* _PROBLEM_
Please show all lines of the records that include "heading".

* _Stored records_
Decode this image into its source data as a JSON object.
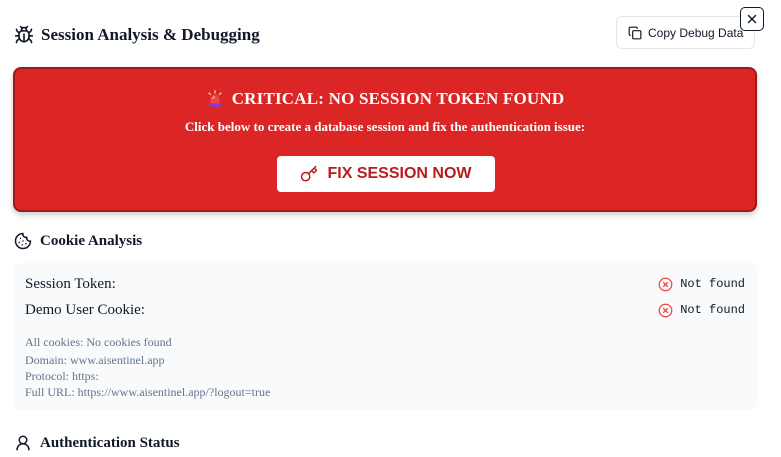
{
  "header": {
    "title": "Session Analysis & Debugging",
    "copy_label": "Copy Debug Data",
    "icons": {
      "title": "bug-icon",
      "copy": "copy-icon",
      "close": "close-icon"
    }
  },
  "alert": {
    "title": "CRITICAL: NO SESSION TOKEN FOUND",
    "subtitle": "Click below to create a database session and fix the authentication issue:",
    "button_label": "FIX SESSION NOW",
    "colors": {
      "background": "#dc2626",
      "button_text": "#b91c1c"
    },
    "icons": {
      "title": "siren-icon",
      "button": "key-icon"
    }
  },
  "cookie_analysis": {
    "heading": "Cookie Analysis",
    "rows": [
      {
        "label": "Session Token:",
        "status": "Not found"
      },
      {
        "label": "Demo User Cookie:",
        "status": "Not found"
      }
    ],
    "all_cookies": "All cookies: No cookies found",
    "domain": "Domain: www.aisentinel.app",
    "protocol": "Protocol: https:",
    "full_url": "Full URL: https://www.aisentinel.app/?logout=true",
    "icons": {
      "heading": "cookie-icon",
      "status": "x-circle-icon"
    }
  },
  "auth_status": {
    "heading": "Authentication Status",
    "icon": "user-icon"
  }
}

* _RESPONSE TO THIS EXERCISE_
    "heading": "Cookie Analysis",
      "heading": "cookie-icon",
    "heading": "Authentication Status",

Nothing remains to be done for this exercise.